As the 2017 Australian Open carries on full tilt, investigations are being carried out on a dark and seedy underbelly of Tennis, most especially the social media front. It’s become an increasingly frequent and alarming trend to have competitive tennis players, not just pros but up-and-coming-amateurs, to receive some nasty harassment from online hecklers, up to and including death threats. It’s interesting to note however that for the most part the negative trolling on social media happens to players who are coming off from one lost match or other, and this fact pretty much spells out who in the internet would be of a mind to ruin their social media lives: regular patrons of the tennis betting business who get upset when their horse is beaten and are thus venting.

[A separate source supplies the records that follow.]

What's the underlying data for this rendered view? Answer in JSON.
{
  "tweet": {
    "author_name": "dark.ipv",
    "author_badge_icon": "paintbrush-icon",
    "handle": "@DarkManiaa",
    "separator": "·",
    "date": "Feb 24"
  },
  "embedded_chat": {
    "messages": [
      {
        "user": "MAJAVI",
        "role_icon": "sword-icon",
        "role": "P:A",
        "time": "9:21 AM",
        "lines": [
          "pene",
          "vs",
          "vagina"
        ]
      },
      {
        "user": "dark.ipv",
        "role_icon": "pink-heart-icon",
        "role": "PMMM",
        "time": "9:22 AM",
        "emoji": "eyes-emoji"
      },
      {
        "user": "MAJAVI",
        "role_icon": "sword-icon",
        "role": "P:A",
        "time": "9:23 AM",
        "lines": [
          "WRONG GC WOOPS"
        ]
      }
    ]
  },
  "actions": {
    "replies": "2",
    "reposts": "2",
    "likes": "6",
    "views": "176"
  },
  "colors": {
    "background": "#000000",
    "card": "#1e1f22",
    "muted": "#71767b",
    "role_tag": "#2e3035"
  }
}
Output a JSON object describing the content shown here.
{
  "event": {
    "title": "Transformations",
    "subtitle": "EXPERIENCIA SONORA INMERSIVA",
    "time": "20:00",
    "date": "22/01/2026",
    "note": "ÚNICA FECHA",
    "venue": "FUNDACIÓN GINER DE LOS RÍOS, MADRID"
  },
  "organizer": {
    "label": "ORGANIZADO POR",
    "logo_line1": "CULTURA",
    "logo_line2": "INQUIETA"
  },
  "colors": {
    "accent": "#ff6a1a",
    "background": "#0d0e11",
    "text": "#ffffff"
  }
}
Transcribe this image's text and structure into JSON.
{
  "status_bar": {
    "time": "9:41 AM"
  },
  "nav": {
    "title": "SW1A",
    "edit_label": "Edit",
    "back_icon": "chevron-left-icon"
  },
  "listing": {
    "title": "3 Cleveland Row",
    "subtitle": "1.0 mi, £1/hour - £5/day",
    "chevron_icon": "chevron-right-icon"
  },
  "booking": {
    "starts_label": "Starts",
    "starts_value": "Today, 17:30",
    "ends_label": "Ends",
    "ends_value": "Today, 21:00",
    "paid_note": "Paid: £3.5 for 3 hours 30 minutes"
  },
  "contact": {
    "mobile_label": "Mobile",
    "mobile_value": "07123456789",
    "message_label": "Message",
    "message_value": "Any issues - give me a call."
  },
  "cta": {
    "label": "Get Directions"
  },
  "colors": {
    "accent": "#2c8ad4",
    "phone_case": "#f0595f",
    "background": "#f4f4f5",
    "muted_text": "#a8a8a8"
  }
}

Victims of trolls

The story of athletes being slammed by harsh words on social media is the same as that of any other celebrities, but with a twist. There’s the example American Nicole Gibbs, who was already receiving hate messages and similar stuff when she was still in college tennis, an ordeal that escalated with her 2013 pro debut. This culminated in her first death threat after a straight-set loss during the 2016 Moscow Open, a screenshot of which she posted on Twitter (with a warning for children and an observation that it’s become a plague). "You are so [expletive] bad. I hope you die slowly, but [expletive] painfully," so went a zinger from a now-suspended troll user.

A 2014 study by the Pew Research Center revealed some figures on the rising tide of tennis online trolling.

As expected, female players get it more than males, although the guys too are bothered by it. Just ask Kevin Anderson, former top ten ranker from South Africa, who got his bunch of death threats after elimination from 2016 Wimbledon.

Angry bettors

This unsporting trend is an unfortunate side-effect of the emergence of online tennis betting, which the Global Betting and Gaming Consultants say makes up to $300 million yearly since 2011.

Wagers are made on matches in major tournaments like the Davis Cup and even the Australian Open this year, especially since some of the major sponsors for these events are gambling companies. What’s worse, the bookmaking firms couldn’t quite be held accountable for the trolls since social media monsters attack all walks of life.

Leaving social media?

It’s been proposed that one good way for tennis players to get by the online trolls was to simply close their social media accounts. But some players opt to weather the abuse and fight back. Retired top 40 Rebecca Marino of Canada and US player Madison Keys (not competing in the Australian Open due to injury), have chosen this route in raising awareness for cyber-bullying and firing back at detractors, many of whom have since gotten their accounts suspended.